If the able women of 70 or 100 years ago entered classrooms and hospital wards merely because nothing else was available, they would have brought little commitment to their work, and greater choice would clearly have benefited them and society alike.
What a load of crap! People who find pleasure in working hard and doing a good job (which is most of us, if we stop and consider) will find enjoyment from any number of tasks. I was very happy as a lab technician, and I could imagine being being just as happy teaching in highschool or junior high as I am being a poor starving grad student. There are a multitude of things I am good at that I would enjoy doing for the rest of my life. And I am hardly unique among women.
Yet the virtual disappearance of home-based, educated women (at least below the age of 60) has had an effect. A path once followed by able women across the developed world led to university, teaching and then motherhood, homemaking and voluntary work. Such women are now too busy. The average amount of time that today's British citizen, male or female, devotes to volunteer activities is four minutes a day.
The old unpaid female labour force is now otherwise engaged. Ask the Girl Guides if you doubt this. Scouting and guiding are themselves redolent of that vanished past. Yet Robert Baden-Powell understood exactly what excites and interests children, and the movement has them queuing, often vainly, at the door. What it lacks are adult leaders.
Okay, so, why not ask where the men are too? My church does a bang-up job of getting enough volunteers to fulfill these sorts of duties by asking all members to contribute. Volunteers are still probably mostly women, but the men are not left out of the picture at all.

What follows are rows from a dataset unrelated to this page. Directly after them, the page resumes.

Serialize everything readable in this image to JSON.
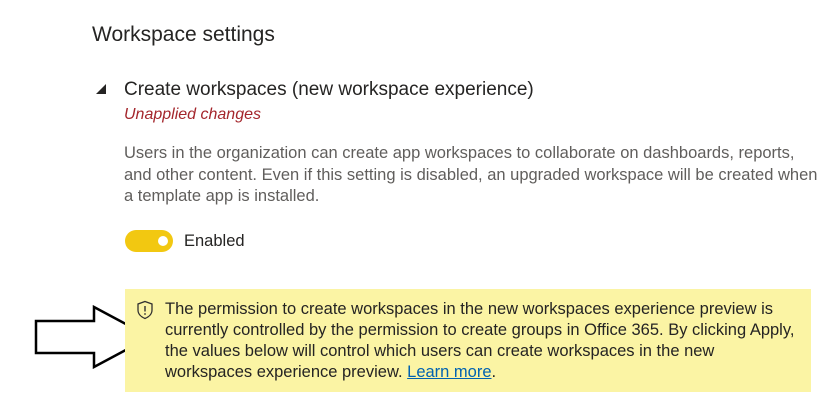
{
  "section": {
    "title": "Workspace settings"
  },
  "setting": {
    "title": "Create workspaces (new workspace experience)",
    "status": "Unapplied changes",
    "description": "Users in the organization can create app workspaces to collaborate on dashboards, reports, and other content. Even if this setting is disabled, an upgraded workspace will be created when a template app is installed.",
    "toggle_label": "Enabled",
    "toggle_on": true
  },
  "notice": {
    "text": "The permission to create workspaces in the new workspaces experience preview is currently controlled by the permission to create groups in Office 365. By clicking Apply, the values below will control which users can create workspaces in the new workspaces experience preview.",
    "link_text": "Learn more",
    "trailing": "."
  },
  "icons": {
    "collapse": "triangle-down-icon",
    "notice": "shield-icon",
    "pointer": "arrow-right-icon"
  },
  "colors": {
    "toggle_on": "#f2c811",
    "notice_bg": "#fbf4a4",
    "unapplied": "#a4262c",
    "link": "#0062b1"
  }
}
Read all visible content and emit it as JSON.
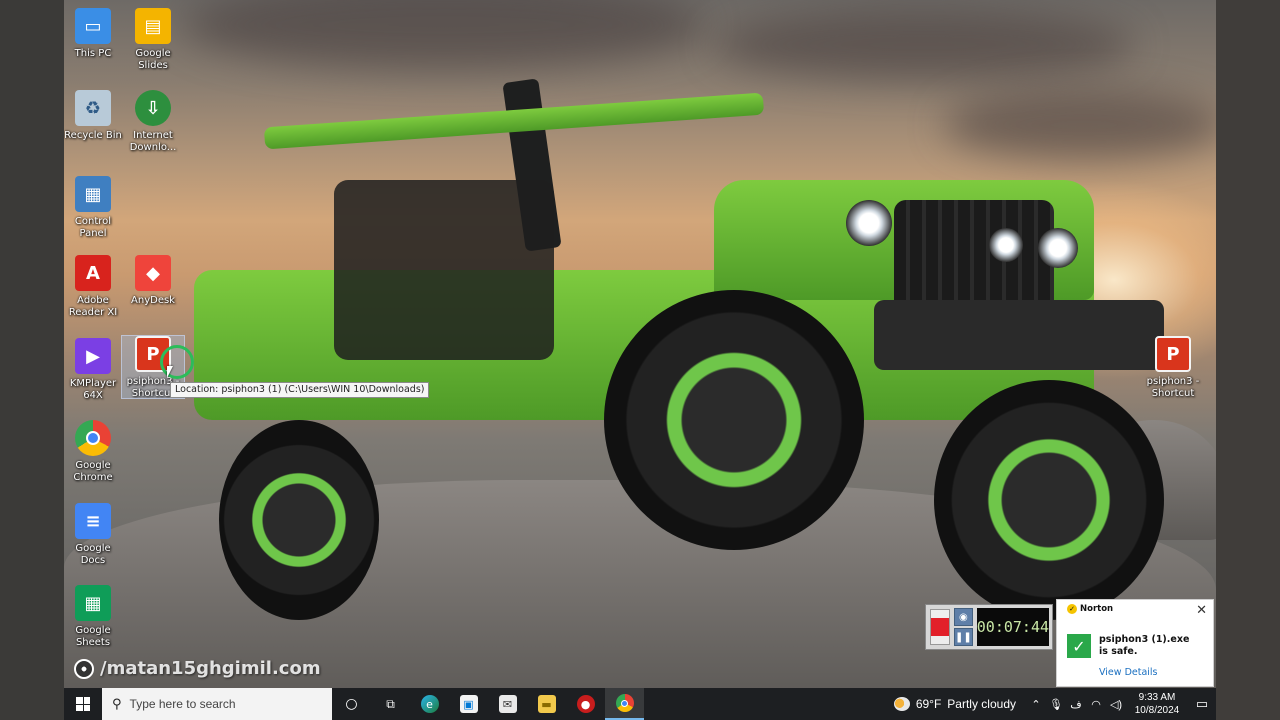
{
  "desktop_icons": [
    {
      "id": "this-pc",
      "label": "This PC",
      "color": "#3a8ee6"
    },
    {
      "id": "google-slides",
      "label": "Google Slides",
      "color": "#f4b400"
    },
    {
      "id": "recycle-bin",
      "label": "Recycle Bin",
      "color": "#9fb7cc"
    },
    {
      "id": "internet-download",
      "label": "Internet Downlo...",
      "color": "#2d8f3e"
    },
    {
      "id": "control-panel",
      "label": "Control Panel",
      "color": "#3f7fc1"
    },
    {
      "id": "adobe-reader",
      "label": "Adobe Reader XI",
      "color": "#d8231d"
    },
    {
      "id": "anydesk",
      "label": "AnyDesk",
      "color": "#ef443b"
    },
    {
      "id": "kmplayer",
      "label": "KMPlayer 64X",
      "color": "#7b3fe4"
    },
    {
      "id": "psiphon-left",
      "label": "psiphon3 - Shortcut",
      "color": "#d9351c"
    },
    {
      "id": "google-chrome",
      "label": "Google Chrome",
      "color": "#e94235"
    },
    {
      "id": "google-docs",
      "label": "Google Docs",
      "color": "#4285f4"
    },
    {
      "id": "google-sheets",
      "label": "Google Sheets",
      "color": "#0f9d58"
    },
    {
      "id": "psiphon-right",
      "label": "psiphon3 - Shortcut",
      "color": "#d9351c"
    }
  ],
  "tooltip": "Location: psiphon3 (1) (C:\\Users\\WIN 10\\Downloads)",
  "watermark": "/matan15ghgimil.com",
  "recorder": {
    "time": "00:07:44"
  },
  "norton": {
    "brand": "Norton",
    "message_line1": "psiphon3 (1).exe",
    "message_line2": "is safe.",
    "link": "View Details"
  },
  "taskbar": {
    "search_placeholder": "Type here to search",
    "weather_temp": "69°F",
    "weather_text": "Partly cloudy",
    "time": "9:33 AM",
    "date": "10/8/2024",
    "lang": "ف"
  }
}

I'm still reading Ann Crittenden's The Price of Motherhood (which is an excellent read so far) in preparation for a book club discussion of the book over at FMH. It's an excellent read, and I highly recommend it to everyone.
I have always considered myself a feminist, and never thought "feminism" was a dirty word. I have to admit, though, for a long time I looked down on the stay at home mom as a sell-out to feminism. Through my association with FMH, and through watching my friends who now have babies I've come to, perhaps grudgingly, accept the choice of becoming a SAHM as a valid feminist choice. This book was quite a wake-up call to me. It points out that we've made great strides in that women are, indeed, equal to men in the workplace--as long as they act like men. Once babies come along, though, the situation changes and women find themselves on the proverbial short end of the stick.
I loved the chapter on Sweden (I don't have the book in front of me, so identifying it more precisely will have to wait!). I think it's very true that the solution to working mother's issues will only come when both men and women are aware of them, and contributing to the solution: raising children. Somewhere else in the book (and again, I'll have to look it up later) Crittenden points out that the choice of husband is the most important choice a career-oriented woman can make. Find a guy who is willing to help out with kids and you can manage both. Marry a guy who doesn't contribute to child rearing, and all of that work will fall on the woman, which, in most cases, will force the woman out of the workforce and into the home. Here's to hoping I married well!